Start of The input

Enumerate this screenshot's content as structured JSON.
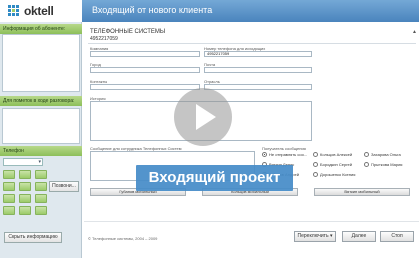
{
  "brand": {
    "name": "oktell"
  },
  "window": {
    "title": "Входящий от нового клиента"
  },
  "sidebar": {
    "subscriber_info_label": "Информация об абоненте:",
    "call_notes_label": "Для пометок в ходе разговора:",
    "phone_label": "Телефон",
    "phone_select_value": "",
    "call_button_label": "Позвони...",
    "hide_info_button_label": "Скрыть информацию"
  },
  "form": {
    "section_title": "ТЕЛЕФОННЫЕ СИСТЕМЫ",
    "collapse_label": "▲",
    "phone_number": "4952217059",
    "company_label": "Компания",
    "company_value": "",
    "contact_phone_label": "Номер телефона для исходящих",
    "contact_phone_value": "4952217059",
    "city_label": "Город",
    "city_value": "",
    "email_label": "Почта",
    "email_value": "",
    "contacts_label": "Контакты",
    "contacts_value": "",
    "industry_label": "Отрасль",
    "industry_value": "",
    "history_label": "История",
    "message_label": "Сообщение для сотрудника Телефонных Систем",
    "recipient_label": "Получатель сообщения"
  },
  "recipients": [
    {
      "label": "Не отправлять соо...",
      "checked": true
    },
    {
      "label": "Кольцов Алексей",
      "checked": false
    },
    {
      "label": "Захарова Ольга",
      "checked": false
    },
    {
      "label": "Вяткин Денис",
      "checked": false
    },
    {
      "label": "Бородкин Сергей",
      "checked": false
    },
    {
      "label": "Прыткова Мария",
      "checked": false
    },
    {
      "label": "Губанов Андрей",
      "checked": false
    },
    {
      "label": "Дорошенко Ксения",
      "checked": false
    }
  ],
  "quick_buttons": [
    "Губанов мобильный",
    "Кольцов мобильный",
    "Вяткин мобильный"
  ],
  "footer": {
    "copyright": "© Телефонные системы, 2004 – 2009",
    "switch_label": "Переключить ▾",
    "next_label": "Далее",
    "stop_label": "Стоп"
  },
  "overlay": {
    "banner_text": "Входящий проект"
  },
  "colors": {
    "titlebar": "#5b93c9",
    "section_head": "#9fcb6e",
    "banner": "#468cc8"
  }
}
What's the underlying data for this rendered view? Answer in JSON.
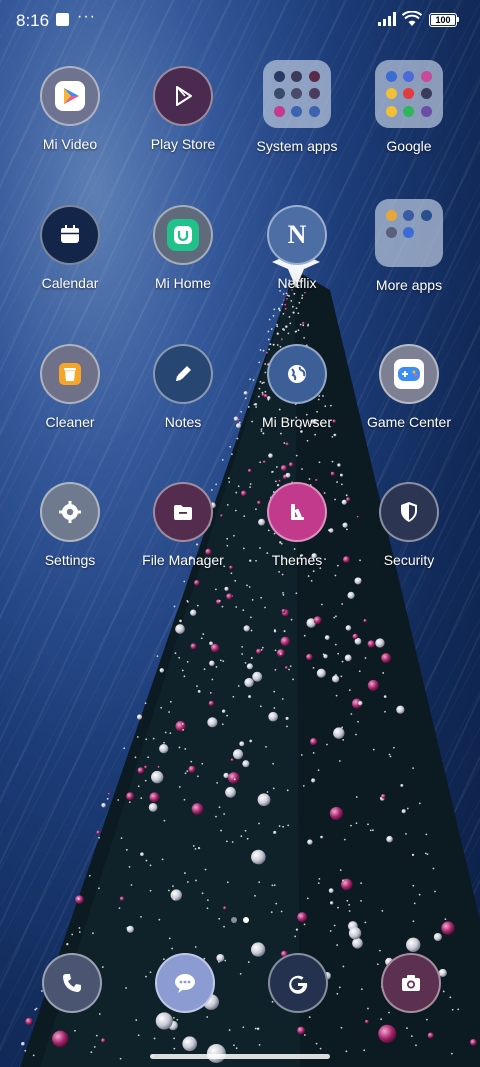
{
  "status_bar": {
    "time": "8:16",
    "overflow": "···",
    "battery": "100"
  },
  "apps": [
    {
      "id": "mi-video",
      "label": "Mi Video",
      "icon": "mi-video-icon",
      "bg": "#6e7390"
    },
    {
      "id": "play-store",
      "label": "Play Store",
      "icon": "play-store-icon",
      "bg": "#4a2a4e"
    },
    {
      "id": "system-apps",
      "label": "System apps",
      "icon": "folder-icon",
      "bg": "folder"
    },
    {
      "id": "google",
      "label": "Google",
      "icon": "folder-icon",
      "bg": "folder"
    },
    {
      "id": "calendar",
      "label": "Calendar",
      "icon": "calendar-icon",
      "bg": "#13264a"
    },
    {
      "id": "mi-home",
      "label": "Mi Home",
      "icon": "mi-home-icon",
      "bg": "#5f6a7d"
    },
    {
      "id": "netflix",
      "label": "Netflix",
      "icon": "netflix-icon",
      "bg": "#4c6ea4"
    },
    {
      "id": "more-apps",
      "label": "More apps",
      "icon": "folder-icon",
      "bg": "folder"
    },
    {
      "id": "cleaner",
      "label": "Cleaner",
      "icon": "cleaner-icon",
      "bg": "#6f7188"
    },
    {
      "id": "notes",
      "label": "Notes",
      "icon": "pencil-icon",
      "bg": "#274672"
    },
    {
      "id": "mi-browser",
      "label": "Mi Browser",
      "icon": "globe-icon",
      "bg": "#3d5f97"
    },
    {
      "id": "game-center",
      "label": "Game Center",
      "icon": "gamepad-icon",
      "bg": "#7c8092"
    },
    {
      "id": "settings",
      "label": "Settings",
      "icon": "gear-icon",
      "bg": "#6f7a8e"
    },
    {
      "id": "file-manager",
      "label": "File Manager",
      "icon": "folder-file-icon",
      "bg": "#532c4e"
    },
    {
      "id": "themes",
      "label": "Themes",
      "icon": "themes-icon",
      "bg": "#c23a8c"
    },
    {
      "id": "security",
      "label": "Security",
      "icon": "shield-icon",
      "bg": "#2c3552"
    }
  ],
  "folders": {
    "system-apps": [
      "#283a63",
      "#3b3b5c",
      "#5a2a49",
      "#3a4a6a",
      "#4a4a6a",
      "#4c3b5c",
      "#c33a8f",
      "#3c63b0",
      "#3c63b0"
    ],
    "google": [
      "#3b6cd6",
      "#4b6bd9",
      "#c84a9a",
      "#f2c037",
      "#e43b3b",
      "#3b3b5c",
      "#f2c037",
      "#2fb55a",
      "#6b4ca8"
    ],
    "more-apps": [
      "#e7a63a",
      "#3b5aa6",
      "#2a4f8f",
      "#5a5f7e",
      "#3b6cd6",
      "#ffffff00",
      "#ffffff00",
      "#ffffff00",
      "#ffffff00"
    ]
  },
  "dock": [
    {
      "id": "phone",
      "icon": "phone-icon",
      "bg": "#4a5571"
    },
    {
      "id": "messaging",
      "icon": "message-icon",
      "bg": "#8d9bd3"
    },
    {
      "id": "google-app",
      "icon": "google-g-icon",
      "bg": "#24324f"
    },
    {
      "id": "camera",
      "icon": "camera-icon",
      "bg": "#5b3050"
    }
  ],
  "page_indicator": {
    "count": 2,
    "active": 1
  }
}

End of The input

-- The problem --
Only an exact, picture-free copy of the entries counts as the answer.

-- Reply --
Enumerate this screenshot's content as structured JSON.
{
  "brand": {
    "name": "oktell"
  },
  "window": {
    "title": "Входящий от нового клиента"
  },
  "sidebar": {
    "subscriber_info_label": "Информация об абоненте:",
    "call_notes_label": "Для пометок в ходе разговора:",
    "phone_label": "Телефон",
    "phone_select_value": "",
    "call_button_label": "Позвони...",
    "hide_info_button_label": "Скрыть информацию"
  },
  "form": {
    "section_title": "ТЕЛЕФОННЫЕ СИСТЕМЫ",
    "collapse_label": "▲",
    "phone_number": "4952217059",
    "company_label": "Компания",
    "company_value": "",
    "contact_phone_label": "Номер телефона для исходящих",
    "contact_phone_value": "4952217059",
    "city_label": "Город",
    "city_value": "",
    "email_label": "Почта",
    "email_value": "",
    "contacts_label": "Контакты",
    "contacts_value": "",
    "industry_label": "Отрасль",
    "industry_value": "",
    "history_label": "История",
    "message_label": "Сообщение для сотрудника Телефонных Систем",
    "recipient_label": "Получатель сообщения"
  },
  "recipients": [
    {
      "label": "Не отправлять соо...",
      "checked": true
    },
    {
      "label": "Кольцов Алексей",
      "checked": false
    },
    {
      "label": "Захарова Ольга",
      "checked": false
    },
    {
      "label": "Вяткин Денис",
      "checked": false
    },
    {
      "label": "Бородкин Сергей",
      "checked": false
    },
    {
      "label": "Прыткова Мария",
      "checked": false
    },
    {
      "label": "Губанов Андрей",
      "checked": false
    },
    {
      "label": "Дорошенко Ксения",
      "checked": false
    }
  ],
  "quick_buttons": [
    "Губанов мобильный",
    "Кольцов мобильный",
    "Вяткин мобильный"
  ],
  "footer": {
    "copyright": "© Телефонные системы, 2004 – 2009",
    "switch_label": "Переключить ▾",
    "next_label": "Далее",
    "stop_label": "Стоп"
  },
  "overlay": {
    "banner_text": "Входящий проект"
  },
  "colors": {
    "titlebar": "#5b93c9",
    "section_head": "#9fcb6e",
    "banner": "#468cc8"
  }
}
What's the underlying data for this rendered view? Answer in JSON.
{
  "status_bar": {
    "time": "8:16",
    "overflow": "···",
    "battery": "100"
  },
  "apps": [
    {
      "id": "mi-video",
      "label": "Mi Video",
      "icon": "mi-video-icon",
      "bg": "#6e7390"
    },
    {
      "id": "play-store",
      "label": "Play Store",
      "icon": "play-store-icon",
      "bg": "#4a2a4e"
    },
    {
      "id": "system-apps",
      "label": "System apps",
      "icon": "folder-icon",
      "bg": "folder"
    },
    {
      "id": "google",
      "label": "Google",
      "icon": "folder-icon",
      "bg": "folder"
    },
    {
      "id": "calendar",
      "label": "Calendar",
      "icon": "calendar-icon",
      "bg": "#13264a"
    },
    {
      "id": "mi-home",
      "label": "Mi Home",
      "icon": "mi-home-icon",
      "bg": "#5f6a7d"
    },
    {
      "id": "netflix",
      "label": "Netflix",
      "icon": "netflix-icon",
      "bg": "#4c6ea4"
    },
    {
      "id": "more-apps",
      "label": "More apps",
      "icon": "folder-icon",
      "bg": "folder"
    },
    {
      "id": "cleaner",
      "label": "Cleaner",
      "icon": "cleaner-icon",
      "bg": "#6f7188"
    },
    {
      "id": "notes",
      "label": "Notes",
      "icon": "pencil-icon",
      "bg": "#274672"
    },
    {
      "id": "mi-browser",
      "label": "Mi Browser",
      "icon": "globe-icon",
      "bg": "#3d5f97"
    },
    {
      "id": "game-center",
      "label": "Game Center",
      "icon": "gamepad-icon",
      "bg": "#7c8092"
    },
    {
      "id": "settings",
      "label": "Settings",
      "icon": "gear-icon",
      "bg": "#6f7a8e"
    },
    {
      "id": "file-manager",
      "label": "File Manager",
      "icon": "folder-file-icon",
      "bg": "#532c4e"
    },
    {
      "id": "themes",
      "label": "Themes",
      "icon": "themes-icon",
      "bg": "#c23a8c"
    },
    {
      "id": "security",
      "label": "Security",
      "icon": "shield-icon",
      "bg": "#2c3552"
    }
  ],
  "folders": {
    "system-apps": [
      "#283a63",
      "#3b3b5c",
      "#5a2a49",
      "#3a4a6a",
      "#4a4a6a",
      "#4c3b5c",
      "#c33a8f",
      "#3c63b0",
      "#3c63b0"
    ],
    "google": [
      "#3b6cd6",
      "#4b6bd9",
      "#c84a9a",
      "#f2c037",
      "#e43b3b",
      "#3b3b5c",
      "#f2c037",
      "#2fb55a",
      "#6b4ca8"
    ],
    "more-apps": [
      "#e7a63a",
      "#3b5aa6",
      "#2a4f8f",
      "#5a5f7e",
      "#3b6cd6",
      "#ffffff00",
      "#ffffff00",
      "#ffffff00",
      "#ffffff00"
    ]
  },
  "dock": [
    {
      "id": "phone",
      "icon": "phone-icon",
      "bg": "#4a5571"
    },
    {
      "id": "messaging",
      "icon": "message-icon",
      "bg": "#8d9bd3"
    },
    {
      "id": "google-app",
      "icon": "google-g-icon",
      "bg": "#24324f"
    },
    {
      "id": "camera",
      "icon": "camera-icon",
      "bg": "#5b3050"
    }
  ],
  "page_indicator": {
    "count": 2,
    "active": 1
  }
}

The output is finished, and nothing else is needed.